Research Interests and Publications
Memory allows us to remember specific details from individual experiences that we encounter. It also allows us to combine information across events experienced at different times, so we can build knowledge and make new inferences. My research focuses on how we use different memory systems to build generalized knowledge, such as schemas or concepts, and how our ability to generalize interacts with our ability to retain specific details. My primary research tools include computer-based experiments, formal models of behavior, and advanced functional MRI methods.

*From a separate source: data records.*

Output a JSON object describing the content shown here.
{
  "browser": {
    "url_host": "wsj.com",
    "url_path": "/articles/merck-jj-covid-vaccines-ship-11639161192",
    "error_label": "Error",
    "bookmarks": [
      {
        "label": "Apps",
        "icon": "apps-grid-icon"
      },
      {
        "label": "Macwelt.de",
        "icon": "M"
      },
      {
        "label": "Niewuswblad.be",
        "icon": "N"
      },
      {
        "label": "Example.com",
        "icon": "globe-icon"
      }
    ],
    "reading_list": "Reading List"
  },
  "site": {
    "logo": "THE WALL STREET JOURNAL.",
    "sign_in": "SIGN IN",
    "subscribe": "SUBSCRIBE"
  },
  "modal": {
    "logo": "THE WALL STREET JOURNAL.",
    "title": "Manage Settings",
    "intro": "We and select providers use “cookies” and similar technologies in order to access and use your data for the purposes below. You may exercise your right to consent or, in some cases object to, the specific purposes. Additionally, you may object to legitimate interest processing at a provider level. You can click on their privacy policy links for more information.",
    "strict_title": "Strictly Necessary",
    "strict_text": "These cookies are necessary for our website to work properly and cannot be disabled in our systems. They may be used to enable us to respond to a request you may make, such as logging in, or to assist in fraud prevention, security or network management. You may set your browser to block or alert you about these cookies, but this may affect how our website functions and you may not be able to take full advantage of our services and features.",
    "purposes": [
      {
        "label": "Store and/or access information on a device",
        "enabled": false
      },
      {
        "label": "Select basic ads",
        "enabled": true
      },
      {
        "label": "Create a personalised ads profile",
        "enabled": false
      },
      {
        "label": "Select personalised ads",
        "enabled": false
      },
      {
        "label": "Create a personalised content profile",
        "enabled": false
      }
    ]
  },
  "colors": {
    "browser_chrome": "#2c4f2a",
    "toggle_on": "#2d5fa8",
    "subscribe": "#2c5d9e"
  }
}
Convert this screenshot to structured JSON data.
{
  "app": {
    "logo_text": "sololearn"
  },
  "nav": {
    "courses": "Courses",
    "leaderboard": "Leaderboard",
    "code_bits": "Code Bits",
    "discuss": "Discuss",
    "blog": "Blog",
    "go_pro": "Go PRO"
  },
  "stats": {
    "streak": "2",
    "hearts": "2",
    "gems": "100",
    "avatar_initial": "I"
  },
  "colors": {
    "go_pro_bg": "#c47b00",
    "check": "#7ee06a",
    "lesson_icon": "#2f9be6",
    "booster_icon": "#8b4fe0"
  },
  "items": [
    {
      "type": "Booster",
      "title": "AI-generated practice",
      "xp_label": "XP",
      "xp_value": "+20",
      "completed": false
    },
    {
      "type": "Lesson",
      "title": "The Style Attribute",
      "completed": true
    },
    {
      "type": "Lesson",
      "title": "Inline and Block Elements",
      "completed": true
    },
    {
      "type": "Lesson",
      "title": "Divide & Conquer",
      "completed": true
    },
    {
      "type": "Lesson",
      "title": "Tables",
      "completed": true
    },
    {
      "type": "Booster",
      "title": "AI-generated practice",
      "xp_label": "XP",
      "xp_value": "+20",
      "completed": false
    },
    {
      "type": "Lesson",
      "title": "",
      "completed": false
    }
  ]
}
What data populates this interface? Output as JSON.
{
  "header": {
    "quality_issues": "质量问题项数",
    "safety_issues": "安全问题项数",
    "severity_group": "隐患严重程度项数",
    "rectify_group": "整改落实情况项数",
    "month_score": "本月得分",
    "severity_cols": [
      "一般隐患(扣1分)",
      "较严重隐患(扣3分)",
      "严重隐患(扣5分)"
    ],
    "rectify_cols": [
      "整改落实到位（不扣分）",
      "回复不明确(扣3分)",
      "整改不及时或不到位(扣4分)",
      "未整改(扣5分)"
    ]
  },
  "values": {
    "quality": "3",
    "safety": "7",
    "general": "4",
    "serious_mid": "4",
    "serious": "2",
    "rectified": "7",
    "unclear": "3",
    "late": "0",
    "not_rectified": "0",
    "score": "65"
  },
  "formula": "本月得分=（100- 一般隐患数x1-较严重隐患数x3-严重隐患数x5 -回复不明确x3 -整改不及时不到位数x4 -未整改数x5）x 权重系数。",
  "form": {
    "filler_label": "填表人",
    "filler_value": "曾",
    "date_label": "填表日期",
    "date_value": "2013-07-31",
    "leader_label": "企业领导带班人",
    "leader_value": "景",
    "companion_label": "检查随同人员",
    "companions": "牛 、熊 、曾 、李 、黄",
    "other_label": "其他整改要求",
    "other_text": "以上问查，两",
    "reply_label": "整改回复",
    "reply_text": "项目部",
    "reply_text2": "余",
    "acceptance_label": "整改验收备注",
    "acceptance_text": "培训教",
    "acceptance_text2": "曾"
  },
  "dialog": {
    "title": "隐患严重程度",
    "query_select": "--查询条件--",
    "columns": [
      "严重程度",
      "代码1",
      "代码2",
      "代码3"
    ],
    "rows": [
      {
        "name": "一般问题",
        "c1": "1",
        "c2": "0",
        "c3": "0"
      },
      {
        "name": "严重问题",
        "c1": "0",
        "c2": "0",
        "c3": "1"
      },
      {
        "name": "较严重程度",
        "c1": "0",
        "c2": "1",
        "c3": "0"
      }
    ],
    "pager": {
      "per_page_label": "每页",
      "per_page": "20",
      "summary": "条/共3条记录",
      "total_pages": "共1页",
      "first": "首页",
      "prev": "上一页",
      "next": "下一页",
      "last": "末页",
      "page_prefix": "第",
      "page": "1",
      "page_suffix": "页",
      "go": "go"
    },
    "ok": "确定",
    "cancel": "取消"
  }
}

Dr. Zeithamova is interested in accepting new students to the Individualized Master's Program for Fall 2022.
Ashby, S.R., Bowman, C.R., @Zeithamova, D. (in press). Perceived similarity ratings predict gneralization success after traditional category learning and a new paired-association learning task. Psychology Bulletin and Review.
Bowman, C.R., @Zeithamova, D. (2020). Training typicality and set size effects on concept generalization and recognition. Journal of Experimental Psychology: Learning, memory & cognition. https://doi.org/10.31234/osf.io/7g2q5
Zeithamova, D.*, Mack, M.L.*, Braunlich, K., Davis, T., Seger, C.A., van Kesteren, M.T.R., Wutz, A. (2019). Brain mechanisms of concept learning. Journal of Neuroscience 39(42): 8259-8266.
Frank, L.*, Bowman, C.R.*, @Zeithamova, D. (2019). Differential functional connectivity along the long axis of the hippocampus aligns with differential role in memory specificity and generalization. Journal of Cognitive Neuroscience, 31(12): 1958-1975.
Bowman, C.R., Zeithamova, D. (2018). Abstract memory representations in the ventromedial prefrontal cortex and hippocampus support concept generalization. Journal of Neuroscience, 38(10), 2605-2614.
Zeithamova, D., de Araujo Sanchez, M.A., Adke, A. (2017). Trial timing and pattern-information analyses of fMRI data. NeuroImage 153, 221-231.
Zeithamova, D., Dominick, A.L., & Preston, A.R. (2012). Hippocampal and ventral medial prefrontal activation during retrieval-mediated learning supports novel inference. Neuron, 75(1), 168-79.